Biden does not seem likely to emphasize the federal spending because it doesn’t poll well. Perhaps that’s partly because voters (including liberal ones) do not believe what Democratic incumbents claim about their own policy successes. Instead, Biden will run on Trump’s unfitness, Jan. 6, and abortion, and he may well win on that basis.

Trump will not run against the federal spending because he has other grievances on his mind. Besides, he does not really oppose ambitious and expensive federal interventions. The rest of his party will take pot shots at the deficit but not challenge the spending because doing so would concede that the Democrats have made substantial changes. They prefer depicting Biden as feckless rather than wrong.

And the press won’t cover the spending because its results are not yet very tangible, and it no longer qualifies as a live political conflict. As a rough proxy for press attention, consider the trend in Google searches for “Inflation Reduction Act” since 2020. The current rate is one fiftieth of the brief peak that occurred while the Act was political news.

I favor the Biden-era policies. I understand principled arguments against them from several directions. We should be debating green industrial policy and deciding whether or not to continue this course.
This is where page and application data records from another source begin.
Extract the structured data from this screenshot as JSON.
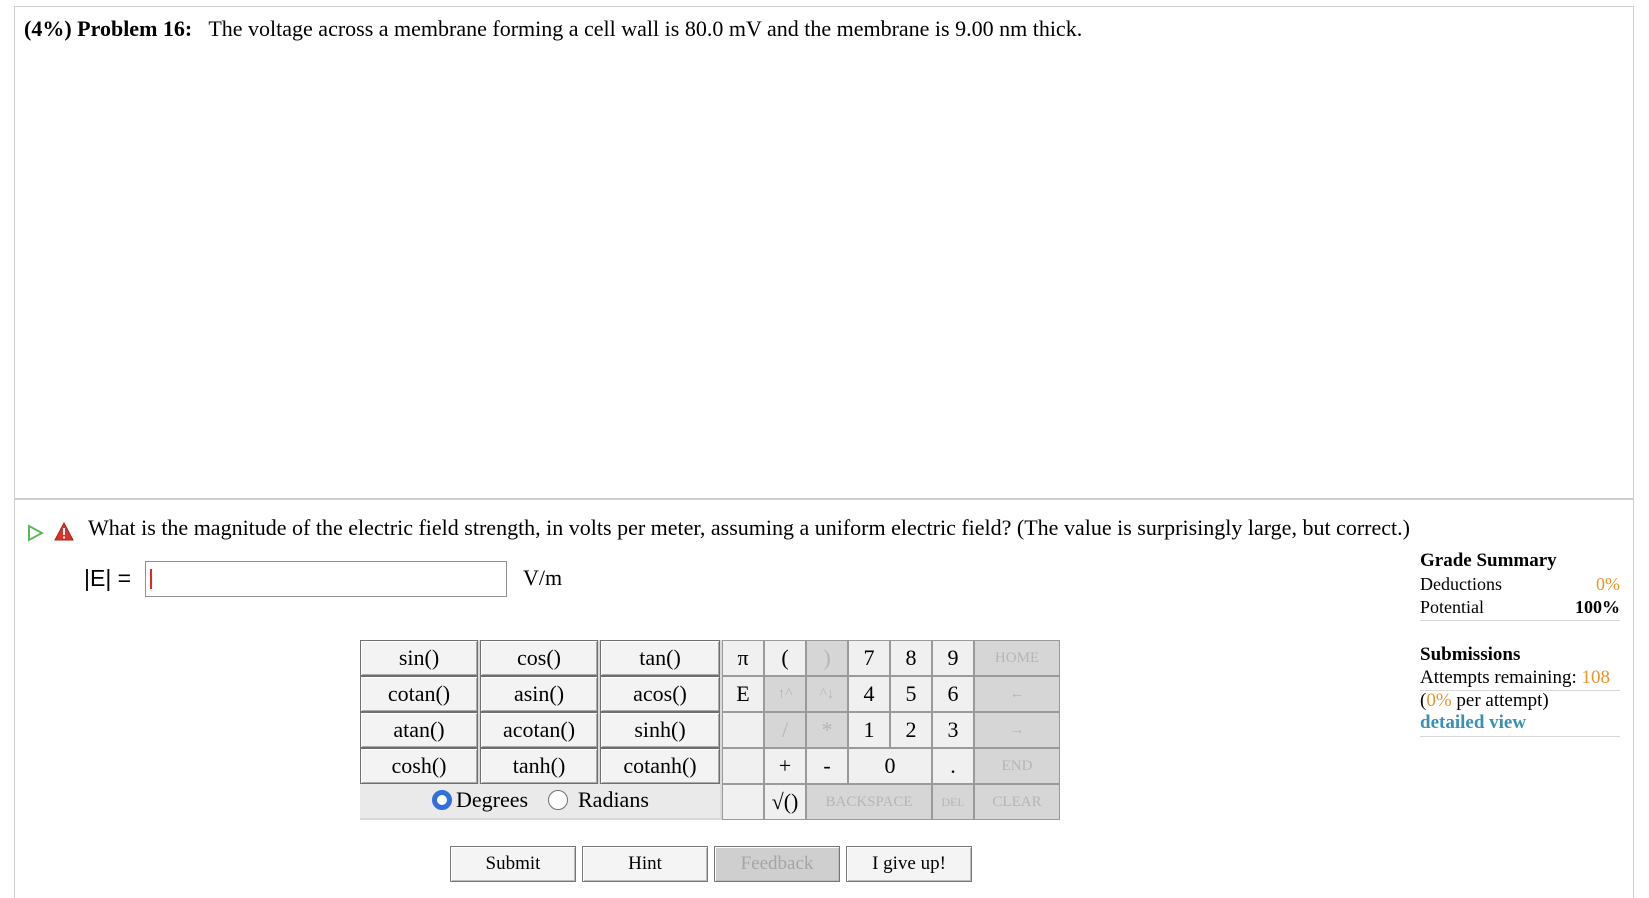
{
  "problem": {
    "weight": "(4%)",
    "label": "Problem 16:",
    "text": "The voltage across a membrane forming a cell wall is 80.0 mV and the membrane is 9.00 nm thick."
  },
  "question": {
    "text": "What is the magnitude of the electric field strength, in volts per meter, assuming a uniform electric field? (The value is surprisingly large, but correct.)",
    "answer_label": "|E| =",
    "answer_value": "",
    "unit": "V/m"
  },
  "keypad": {
    "functions": [
      [
        "sin()",
        "cos()",
        "tan()"
      ],
      [
        "cotan()",
        "asin()",
        "acos()"
      ],
      [
        "atan()",
        "acotan()",
        "sinh()"
      ],
      [
        "cosh()",
        "tanh()",
        "cotanh()"
      ]
    ],
    "symbols": {
      "pi": "π",
      "e": "E",
      "open_paren": "(",
      "close_paren": ")",
      "up": "↑^",
      "down": "^↓",
      "divide": "/",
      "multiply": "*",
      "plus": "+",
      "minus": "-",
      "sqrt": "√()",
      "dot": "."
    },
    "digits": {
      "d7": "7",
      "d8": "8",
      "d9": "9",
      "d4": "4",
      "d5": "5",
      "d6": "6",
      "d1": "1",
      "d2": "2",
      "d3": "3",
      "d0": "0"
    },
    "nav": {
      "home": "HOME",
      "left": "←",
      "right": "→",
      "end": "END",
      "backspace": "BACKSPACE",
      "del": "DEL",
      "clear": "CLEAR"
    },
    "mode": {
      "degrees": "Degrees",
      "radians": "Radians",
      "selected": "Degrees"
    }
  },
  "buttons": {
    "submit": "Submit",
    "hint": "Hint",
    "feedback": "Feedback",
    "give_up": "I give up!"
  },
  "grade_summary": {
    "title": "Grade Summary",
    "deductions_label": "Deductions",
    "deductions_value": "0%",
    "potential_label": "Potential",
    "potential_value": "100%"
  },
  "submissions": {
    "title": "Submissions",
    "attempts_label": "Attempts remaining:",
    "attempts_value": "108",
    "per_attempt_open": "(",
    "per_attempt_value": "0%",
    "per_attempt_label": "per attempt)",
    "detailed_view": "detailed view"
  },
  "colors": {
    "accent_orange": "#e8962a",
    "link_blue": "#3a8fb7",
    "radio_blue": "#2f6fe0",
    "play_green": "#5cb85c",
    "warn_red": "#d9362b"
  }
}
One reason we will miss this debate is that Donald Trump has given us other grave matters to discuss. Indeed, it would be problematic if voters failed to consider the threat he poses to the constitution. But I don’t think Trump is the only reason. The failure of a major ideological change to register on the public consciousness is symptomatic of a breakdown in news, attention, and public discussion that prevents the people from controlling our government.

See also: preparing for a possible Trump victory; a presidential election with two incumbents?; 1984 all over again? The Reagan/Biden analogy; whether to make the election a referendum on MAGA